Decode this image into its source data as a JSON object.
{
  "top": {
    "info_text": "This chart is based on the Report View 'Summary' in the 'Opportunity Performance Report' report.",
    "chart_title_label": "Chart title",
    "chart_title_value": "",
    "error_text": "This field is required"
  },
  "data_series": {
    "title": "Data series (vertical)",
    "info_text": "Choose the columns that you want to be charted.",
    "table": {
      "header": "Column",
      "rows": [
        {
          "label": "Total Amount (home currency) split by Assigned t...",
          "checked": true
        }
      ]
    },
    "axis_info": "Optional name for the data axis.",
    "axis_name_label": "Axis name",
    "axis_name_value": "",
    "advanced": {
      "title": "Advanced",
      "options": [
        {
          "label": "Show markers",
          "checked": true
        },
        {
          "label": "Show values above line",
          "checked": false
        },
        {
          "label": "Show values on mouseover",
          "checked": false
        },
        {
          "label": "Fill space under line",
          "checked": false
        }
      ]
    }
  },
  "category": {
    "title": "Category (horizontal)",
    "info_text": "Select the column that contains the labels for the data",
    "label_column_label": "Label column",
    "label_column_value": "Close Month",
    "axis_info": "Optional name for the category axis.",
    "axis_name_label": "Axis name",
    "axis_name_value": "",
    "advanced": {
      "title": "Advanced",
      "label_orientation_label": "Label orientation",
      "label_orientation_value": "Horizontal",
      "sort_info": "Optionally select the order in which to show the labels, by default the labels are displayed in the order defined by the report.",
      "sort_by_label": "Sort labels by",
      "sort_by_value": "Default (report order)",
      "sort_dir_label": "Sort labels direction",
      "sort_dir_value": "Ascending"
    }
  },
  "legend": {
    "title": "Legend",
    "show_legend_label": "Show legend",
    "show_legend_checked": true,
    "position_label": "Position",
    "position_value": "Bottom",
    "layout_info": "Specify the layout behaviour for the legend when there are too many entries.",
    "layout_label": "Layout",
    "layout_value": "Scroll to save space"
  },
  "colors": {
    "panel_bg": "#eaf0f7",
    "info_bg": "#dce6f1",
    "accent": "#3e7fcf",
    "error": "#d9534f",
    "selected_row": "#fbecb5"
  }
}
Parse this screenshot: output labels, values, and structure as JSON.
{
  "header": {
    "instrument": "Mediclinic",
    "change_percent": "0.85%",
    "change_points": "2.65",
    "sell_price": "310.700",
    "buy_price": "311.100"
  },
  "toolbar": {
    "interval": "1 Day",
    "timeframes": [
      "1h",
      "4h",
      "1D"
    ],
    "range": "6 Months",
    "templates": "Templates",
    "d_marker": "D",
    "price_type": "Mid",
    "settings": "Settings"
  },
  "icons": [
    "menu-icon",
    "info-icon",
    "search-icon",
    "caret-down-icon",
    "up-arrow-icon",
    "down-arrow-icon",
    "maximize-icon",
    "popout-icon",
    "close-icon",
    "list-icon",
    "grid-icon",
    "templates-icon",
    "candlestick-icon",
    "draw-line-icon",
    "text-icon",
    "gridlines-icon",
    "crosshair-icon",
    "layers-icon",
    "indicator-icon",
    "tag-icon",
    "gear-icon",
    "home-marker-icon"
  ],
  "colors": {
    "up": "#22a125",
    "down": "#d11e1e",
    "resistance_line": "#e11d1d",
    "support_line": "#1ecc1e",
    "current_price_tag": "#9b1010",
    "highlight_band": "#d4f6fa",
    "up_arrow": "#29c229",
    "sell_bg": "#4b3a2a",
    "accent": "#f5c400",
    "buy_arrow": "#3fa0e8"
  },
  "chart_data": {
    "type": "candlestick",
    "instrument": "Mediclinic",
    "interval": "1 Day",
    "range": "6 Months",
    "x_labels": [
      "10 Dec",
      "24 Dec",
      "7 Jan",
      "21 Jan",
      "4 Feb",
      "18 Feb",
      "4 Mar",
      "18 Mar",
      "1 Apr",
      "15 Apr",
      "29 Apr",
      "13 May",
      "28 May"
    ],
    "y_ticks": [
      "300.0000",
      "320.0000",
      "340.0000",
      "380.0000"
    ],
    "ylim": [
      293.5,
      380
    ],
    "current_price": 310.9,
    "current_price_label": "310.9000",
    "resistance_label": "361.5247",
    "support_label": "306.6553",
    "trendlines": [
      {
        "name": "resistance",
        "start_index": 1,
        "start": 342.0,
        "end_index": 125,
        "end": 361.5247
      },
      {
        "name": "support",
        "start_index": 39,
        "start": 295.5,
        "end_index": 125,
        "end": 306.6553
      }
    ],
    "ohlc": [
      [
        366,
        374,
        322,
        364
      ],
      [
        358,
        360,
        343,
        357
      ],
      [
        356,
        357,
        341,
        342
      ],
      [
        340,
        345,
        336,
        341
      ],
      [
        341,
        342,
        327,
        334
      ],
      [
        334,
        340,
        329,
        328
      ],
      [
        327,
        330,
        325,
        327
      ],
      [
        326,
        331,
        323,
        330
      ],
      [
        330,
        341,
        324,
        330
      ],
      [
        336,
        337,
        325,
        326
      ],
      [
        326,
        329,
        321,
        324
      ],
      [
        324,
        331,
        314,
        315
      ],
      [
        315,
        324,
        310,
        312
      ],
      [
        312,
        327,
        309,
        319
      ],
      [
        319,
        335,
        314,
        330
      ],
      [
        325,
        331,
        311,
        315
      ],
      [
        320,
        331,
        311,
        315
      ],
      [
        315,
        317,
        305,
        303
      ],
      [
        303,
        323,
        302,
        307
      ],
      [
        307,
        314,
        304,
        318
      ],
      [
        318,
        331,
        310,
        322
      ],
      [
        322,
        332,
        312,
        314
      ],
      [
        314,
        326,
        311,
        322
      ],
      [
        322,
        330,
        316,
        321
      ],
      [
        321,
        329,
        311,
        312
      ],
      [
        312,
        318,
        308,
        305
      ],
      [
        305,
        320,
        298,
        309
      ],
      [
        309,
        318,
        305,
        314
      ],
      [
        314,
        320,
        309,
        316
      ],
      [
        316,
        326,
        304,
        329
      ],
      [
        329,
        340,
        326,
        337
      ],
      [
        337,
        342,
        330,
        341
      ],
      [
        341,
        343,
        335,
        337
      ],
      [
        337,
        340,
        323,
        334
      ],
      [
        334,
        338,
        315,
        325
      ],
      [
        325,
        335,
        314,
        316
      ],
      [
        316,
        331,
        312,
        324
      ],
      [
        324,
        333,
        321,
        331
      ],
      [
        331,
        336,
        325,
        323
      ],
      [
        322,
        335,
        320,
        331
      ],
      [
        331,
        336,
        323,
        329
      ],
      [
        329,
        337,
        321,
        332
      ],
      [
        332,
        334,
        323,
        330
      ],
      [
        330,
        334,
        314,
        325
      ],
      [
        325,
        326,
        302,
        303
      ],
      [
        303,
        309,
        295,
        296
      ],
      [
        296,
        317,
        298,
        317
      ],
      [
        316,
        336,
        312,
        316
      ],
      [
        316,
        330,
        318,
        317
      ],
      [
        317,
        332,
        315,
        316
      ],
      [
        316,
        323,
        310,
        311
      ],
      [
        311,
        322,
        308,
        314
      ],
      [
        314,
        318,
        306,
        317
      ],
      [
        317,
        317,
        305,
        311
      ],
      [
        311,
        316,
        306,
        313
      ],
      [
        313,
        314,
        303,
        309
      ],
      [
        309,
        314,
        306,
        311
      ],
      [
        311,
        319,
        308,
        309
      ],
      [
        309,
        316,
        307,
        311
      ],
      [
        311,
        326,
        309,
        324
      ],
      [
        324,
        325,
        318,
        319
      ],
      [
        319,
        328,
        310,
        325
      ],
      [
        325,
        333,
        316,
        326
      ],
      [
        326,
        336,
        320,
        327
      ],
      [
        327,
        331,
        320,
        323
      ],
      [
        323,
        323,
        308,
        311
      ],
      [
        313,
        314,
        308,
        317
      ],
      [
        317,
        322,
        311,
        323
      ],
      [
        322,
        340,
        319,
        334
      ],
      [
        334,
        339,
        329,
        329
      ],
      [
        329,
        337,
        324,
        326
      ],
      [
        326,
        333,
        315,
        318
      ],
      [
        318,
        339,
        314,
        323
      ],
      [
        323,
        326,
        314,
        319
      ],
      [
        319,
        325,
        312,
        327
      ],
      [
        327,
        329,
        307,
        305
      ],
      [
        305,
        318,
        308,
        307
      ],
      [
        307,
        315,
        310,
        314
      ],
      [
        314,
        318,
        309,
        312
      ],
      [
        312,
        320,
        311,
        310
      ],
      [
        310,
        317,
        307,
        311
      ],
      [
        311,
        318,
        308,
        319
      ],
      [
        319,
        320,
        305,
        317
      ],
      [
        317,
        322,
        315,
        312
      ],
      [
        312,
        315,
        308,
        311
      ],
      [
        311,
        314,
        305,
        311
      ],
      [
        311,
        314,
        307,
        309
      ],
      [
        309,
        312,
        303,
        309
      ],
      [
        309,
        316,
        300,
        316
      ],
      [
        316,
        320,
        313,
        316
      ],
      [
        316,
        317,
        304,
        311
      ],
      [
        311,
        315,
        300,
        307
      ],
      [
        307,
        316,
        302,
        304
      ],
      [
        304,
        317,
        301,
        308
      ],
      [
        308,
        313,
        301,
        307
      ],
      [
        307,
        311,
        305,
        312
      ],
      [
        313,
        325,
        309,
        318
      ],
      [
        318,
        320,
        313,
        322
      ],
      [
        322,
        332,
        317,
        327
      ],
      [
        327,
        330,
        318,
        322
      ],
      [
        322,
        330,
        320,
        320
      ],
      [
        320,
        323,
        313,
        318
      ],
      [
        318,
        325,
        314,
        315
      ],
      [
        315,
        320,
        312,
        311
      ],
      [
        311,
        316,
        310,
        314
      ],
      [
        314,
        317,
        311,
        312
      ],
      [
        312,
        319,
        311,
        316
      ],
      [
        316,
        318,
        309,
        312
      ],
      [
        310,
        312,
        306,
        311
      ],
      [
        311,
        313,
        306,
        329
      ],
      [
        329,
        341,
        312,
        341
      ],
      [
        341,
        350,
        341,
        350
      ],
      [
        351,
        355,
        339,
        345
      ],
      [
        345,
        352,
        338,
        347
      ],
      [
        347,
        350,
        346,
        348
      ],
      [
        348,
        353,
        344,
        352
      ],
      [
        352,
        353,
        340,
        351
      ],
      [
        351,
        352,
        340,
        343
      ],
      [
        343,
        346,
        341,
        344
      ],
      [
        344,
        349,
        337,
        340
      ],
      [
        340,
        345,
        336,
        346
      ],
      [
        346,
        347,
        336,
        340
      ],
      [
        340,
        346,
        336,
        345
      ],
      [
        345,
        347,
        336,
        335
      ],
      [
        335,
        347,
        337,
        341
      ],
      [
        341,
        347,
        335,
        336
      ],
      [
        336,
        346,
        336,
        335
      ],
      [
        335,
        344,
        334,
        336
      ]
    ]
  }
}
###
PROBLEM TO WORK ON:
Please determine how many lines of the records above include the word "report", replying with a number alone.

SOLUTION FOR THIS EXERCISE:
3